Exact phrases – “the power of quotation marks” in Google
It may be a longstanding feature of search engines and Google in particular, but we know for a fact that not everyone knows it exists. However, quotation marks can be your best friend.
Using quotation marks can help you get more specific results – and bring you closer to what you want, quicker. These can be used in two ways:
1) By putting an entire phrase in quotation marks, the results returned will only feature that specific phrase – those words, in that order.
For example, search “Are they secret? Are they safe? – Why you should be using a password manager”, and you’ll find our own recent story on password managers.
2) If you’re using multiple search words but one is particularly important to you, by putting that word in quotation marks, you’ll ensure that search results feature that choice word. This will eliminate results that are irrelevant for your purposes.
For example, search Microtrading “IT support”, and Google will prioritise results pertaining to us, without including other understandings of the phrase ‘Microtrading’ or ‘micro trading’.
As an extension to that, you can also remove unwanted search results that would otherwise come up – read on…
No, not that! – excluding terms
If your Google search keeps returning results that relate to another topic that uses the same phraseology, with an exclude search you can take those out. It works as follows:
A search for bass -fish will find bass guitars and music-related results, but it will exclude those results for Bass, the species of fish.
Yes that, but also this and this – synonym searches in Google

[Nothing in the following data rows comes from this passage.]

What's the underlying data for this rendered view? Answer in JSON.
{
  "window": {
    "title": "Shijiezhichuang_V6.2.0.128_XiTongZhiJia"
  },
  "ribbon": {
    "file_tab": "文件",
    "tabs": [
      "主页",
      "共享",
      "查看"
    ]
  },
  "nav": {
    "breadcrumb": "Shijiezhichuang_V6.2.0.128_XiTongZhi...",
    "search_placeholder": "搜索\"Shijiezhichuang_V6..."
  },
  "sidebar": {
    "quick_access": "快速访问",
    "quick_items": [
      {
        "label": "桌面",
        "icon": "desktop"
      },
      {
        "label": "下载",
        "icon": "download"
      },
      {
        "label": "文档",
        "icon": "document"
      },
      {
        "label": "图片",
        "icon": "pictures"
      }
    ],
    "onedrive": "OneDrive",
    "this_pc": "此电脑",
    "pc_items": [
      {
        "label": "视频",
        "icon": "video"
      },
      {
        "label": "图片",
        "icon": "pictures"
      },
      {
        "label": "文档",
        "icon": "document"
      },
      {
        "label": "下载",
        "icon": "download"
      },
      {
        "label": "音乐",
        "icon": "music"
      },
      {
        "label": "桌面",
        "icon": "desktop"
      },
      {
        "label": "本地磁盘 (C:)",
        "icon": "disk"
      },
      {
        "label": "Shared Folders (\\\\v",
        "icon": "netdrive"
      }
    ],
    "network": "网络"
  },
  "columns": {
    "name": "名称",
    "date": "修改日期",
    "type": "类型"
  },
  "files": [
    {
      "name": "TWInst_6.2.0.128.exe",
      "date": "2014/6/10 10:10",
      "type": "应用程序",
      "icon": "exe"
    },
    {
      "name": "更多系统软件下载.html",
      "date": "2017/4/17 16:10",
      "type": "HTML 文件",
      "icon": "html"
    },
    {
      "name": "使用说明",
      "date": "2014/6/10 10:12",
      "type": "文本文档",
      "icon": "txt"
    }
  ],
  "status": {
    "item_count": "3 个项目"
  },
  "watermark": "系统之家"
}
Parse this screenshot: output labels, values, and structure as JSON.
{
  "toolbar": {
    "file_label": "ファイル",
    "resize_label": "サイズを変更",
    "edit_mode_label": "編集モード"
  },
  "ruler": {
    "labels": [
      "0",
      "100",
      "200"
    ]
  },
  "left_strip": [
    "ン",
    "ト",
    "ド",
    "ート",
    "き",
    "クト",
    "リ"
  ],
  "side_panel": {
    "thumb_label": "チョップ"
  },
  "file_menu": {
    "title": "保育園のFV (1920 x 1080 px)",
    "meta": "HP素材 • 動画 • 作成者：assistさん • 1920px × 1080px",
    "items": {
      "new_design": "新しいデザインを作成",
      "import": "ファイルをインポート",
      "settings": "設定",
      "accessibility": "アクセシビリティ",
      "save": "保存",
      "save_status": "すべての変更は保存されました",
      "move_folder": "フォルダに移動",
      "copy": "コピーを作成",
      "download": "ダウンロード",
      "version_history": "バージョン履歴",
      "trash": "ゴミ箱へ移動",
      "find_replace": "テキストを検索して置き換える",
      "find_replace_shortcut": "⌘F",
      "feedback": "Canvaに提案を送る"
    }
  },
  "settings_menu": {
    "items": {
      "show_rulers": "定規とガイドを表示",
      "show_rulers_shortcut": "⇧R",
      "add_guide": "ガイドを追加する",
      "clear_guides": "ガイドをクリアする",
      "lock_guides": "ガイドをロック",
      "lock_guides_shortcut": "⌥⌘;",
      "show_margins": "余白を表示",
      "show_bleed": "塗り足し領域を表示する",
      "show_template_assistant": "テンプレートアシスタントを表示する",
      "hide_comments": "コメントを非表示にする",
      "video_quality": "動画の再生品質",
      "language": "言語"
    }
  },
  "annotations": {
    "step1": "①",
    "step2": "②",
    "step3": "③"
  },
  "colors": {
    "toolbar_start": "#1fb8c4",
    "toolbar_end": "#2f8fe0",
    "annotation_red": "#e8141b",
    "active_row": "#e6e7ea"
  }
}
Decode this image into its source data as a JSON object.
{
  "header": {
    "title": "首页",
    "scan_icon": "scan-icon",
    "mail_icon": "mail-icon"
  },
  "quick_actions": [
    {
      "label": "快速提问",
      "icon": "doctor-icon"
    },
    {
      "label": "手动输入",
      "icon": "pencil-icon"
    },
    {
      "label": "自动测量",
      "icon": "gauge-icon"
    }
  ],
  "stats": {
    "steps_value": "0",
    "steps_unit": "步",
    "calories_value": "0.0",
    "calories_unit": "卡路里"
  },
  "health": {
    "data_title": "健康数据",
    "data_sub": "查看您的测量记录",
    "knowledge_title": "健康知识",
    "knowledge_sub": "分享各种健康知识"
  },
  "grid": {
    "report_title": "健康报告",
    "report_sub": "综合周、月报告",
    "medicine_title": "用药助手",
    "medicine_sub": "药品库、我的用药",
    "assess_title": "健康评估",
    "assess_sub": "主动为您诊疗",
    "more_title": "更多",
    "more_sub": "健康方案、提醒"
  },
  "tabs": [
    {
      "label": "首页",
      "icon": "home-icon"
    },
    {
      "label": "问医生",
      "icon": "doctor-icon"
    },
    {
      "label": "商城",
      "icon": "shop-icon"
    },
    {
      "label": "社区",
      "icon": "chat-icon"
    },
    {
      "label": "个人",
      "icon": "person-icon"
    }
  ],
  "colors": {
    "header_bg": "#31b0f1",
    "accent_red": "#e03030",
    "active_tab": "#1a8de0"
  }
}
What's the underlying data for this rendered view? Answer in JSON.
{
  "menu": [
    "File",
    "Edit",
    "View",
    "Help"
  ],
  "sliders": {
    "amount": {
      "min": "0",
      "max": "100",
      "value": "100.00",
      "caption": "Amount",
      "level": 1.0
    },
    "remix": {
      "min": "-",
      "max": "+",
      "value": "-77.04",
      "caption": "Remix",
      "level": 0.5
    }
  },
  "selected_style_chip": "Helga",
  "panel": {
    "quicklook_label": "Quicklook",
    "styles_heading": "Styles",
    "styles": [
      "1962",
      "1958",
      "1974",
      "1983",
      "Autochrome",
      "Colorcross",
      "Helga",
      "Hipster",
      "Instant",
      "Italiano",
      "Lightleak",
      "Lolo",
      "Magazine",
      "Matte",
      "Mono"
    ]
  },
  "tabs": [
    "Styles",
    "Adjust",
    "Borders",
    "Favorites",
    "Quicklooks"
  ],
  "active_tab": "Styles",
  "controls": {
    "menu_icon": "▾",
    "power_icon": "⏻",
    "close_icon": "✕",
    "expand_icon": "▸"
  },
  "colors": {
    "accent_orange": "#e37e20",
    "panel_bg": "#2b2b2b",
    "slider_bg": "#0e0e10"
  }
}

Isn’t it frustrating when you know what you want, but don’t know the right name for it? Or perhaps you want related results in addition to the specific phrases you search?
A synonym search allows you to use similar words or a slightly less specific phrase in order to find related results that get you closer to what you want.
To do a synonym search is similar to an excluded term search. You need to put a ~ (tilde symbol) next to the word for which you’d like to include its synonyms/closely related phrases. As a simple example, searching art ~school will give you search results for art schools, colleges, universities, etc.
Can’t find the word(s)? Try the almighty asterisk
When you know everything but that key word, let Google find it for you. With an asterisk, you can give Google the task of finding the word, or words, you’re after – this is often referred to as a ‘wildcard’ search. It’s done like this:
Searching part of a popular phrase with an asterisk – the grass is always greener * – Google will find you the rest of that phrase, ‘the grass is always greener on the other side’.
This also helps if you want to find out more about a subject but don’t know what to look for. Google will effectively make suggestions relating to your search words by filling in the blanks with different words.
Oh, and it works for parts of a word too! If you know parts of a word, try filling the gaps with an asterisk and Google may be able to help find the word you’re after! For example:
Can’t remember that place in Wales with Britain’s longest place name? Search Llanfair*gogogoch and Google will tell you it’s Llanfairpwllgwyngyllgogerychwyrndrobwllllantysiliogogogoch.
Although, admittedly, Google will also tell you that if you just put Britain’s longest place name, but you get the point… happy Googling!